*Activity*
Make an exact copy of every entry, leaving the pictures out.

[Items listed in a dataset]
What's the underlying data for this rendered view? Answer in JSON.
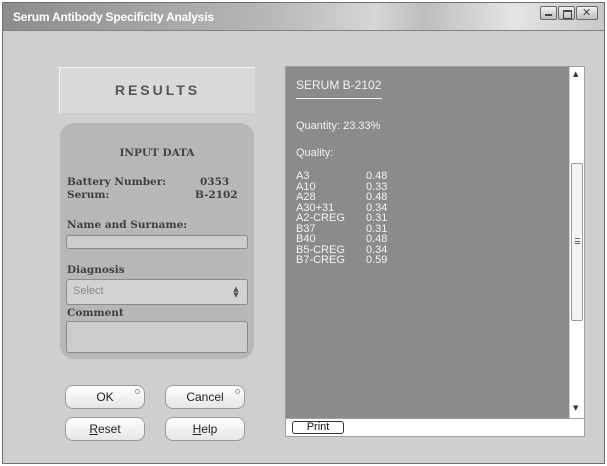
{
  "window": {
    "title": "Serum Antibody Specificity Analysis"
  },
  "results_header": "RESULTS",
  "input_data": {
    "title": "INPUT DATA",
    "battery_label": "Battery Number:",
    "battery_value": "0353",
    "serum_label": "Serum:",
    "serum_value": "B-2102",
    "name_label": "Name and Surname:",
    "name_value": "",
    "diagnosis_label": "Diagnosis",
    "diagnosis_placeholder": "Select",
    "comment_label": "Comment",
    "comment_value": ""
  },
  "buttons": {
    "ok": "OK",
    "cancel": "Cancel",
    "reset_underlined": "R",
    "reset_rest": "eset",
    "help_underlined": "H",
    "help_rest": "elp",
    "print": "Print"
  },
  "report": {
    "serum_heading": "SERUM B-2102",
    "quantity": "Quantity: 23.33%",
    "quality_label": "Quality:",
    "rows": [
      {
        "name": "A3",
        "value": "0.48"
      },
      {
        "name": "A10",
        "value": "0.33"
      },
      {
        "name": "A28",
        "value": "0.48"
      },
      {
        "name": "A30+31",
        "value": "0.34"
      },
      {
        "name": "A2-CREG",
        "value": "0.31"
      },
      {
        "name": "B37",
        "value": "0.31"
      },
      {
        "name": "B40",
        "value": "0.48"
      },
      {
        "name": "B5-CREG",
        "value": "0.34"
      },
      {
        "name": "B7-CREG",
        "value": "0.59"
      }
    ]
  },
  "icons": {
    "minimize": "minimize-icon",
    "maximize": "maximize-icon",
    "close": "close-icon",
    "select_arrows": "up-down-arrows-icon",
    "scroll_up": "scroll-up-arrow-icon",
    "scroll_down": "scroll-down-arrow-icon"
  }
}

*Response box*
What's the underlying data for this rendered view? Answer in JSON.
{
  "window": {
    "title": "Serum Antibody Specificity Analysis"
  },
  "results_header": "RESULTS",
  "input_data": {
    "title": "INPUT DATA",
    "battery_label": "Battery Number:",
    "battery_value": "0353",
    "serum_label": "Serum:",
    "serum_value": "B-2102",
    "name_label": "Name and Surname:",
    "name_value": "",
    "diagnosis_label": "Diagnosis",
    "diagnosis_placeholder": "Select",
    "comment_label": "Comment",
    "comment_value": ""
  },
  "buttons": {
    "ok": "OK",
    "cancel": "Cancel",
    "reset_underlined": "R",
    "reset_rest": "eset",
    "help_underlined": "H",
    "help_rest": "elp",
    "print": "Print"
  },
  "report": {
    "serum_heading": "SERUM B-2102",
    "quantity": "Quantity: 23.33%",
    "quality_label": "Quality:",
    "rows": [
      {
        "name": "A3",
        "value": "0.48"
      },
      {
        "name": "A10",
        "value": "0.33"
      },
      {
        "name": "A28",
        "value": "0.48"
      },
      {
        "name": "A30+31",
        "value": "0.34"
      },
      {
        "name": "A2-CREG",
        "value": "0.31"
      },
      {
        "name": "B37",
        "value": "0.31"
      },
      {
        "name": "B40",
        "value": "0.48"
      },
      {
        "name": "B5-CREG",
        "value": "0.34"
      },
      {
        "name": "B7-CREG",
        "value": "0.59"
      }
    ]
  },
  "icons": {
    "minimize": "minimize-icon",
    "maximize": "maximize-icon",
    "close": "close-icon",
    "select_arrows": "up-down-arrows-icon",
    "scroll_up": "scroll-up-arrow-icon",
    "scroll_down": "scroll-down-arrow-icon"
  }
}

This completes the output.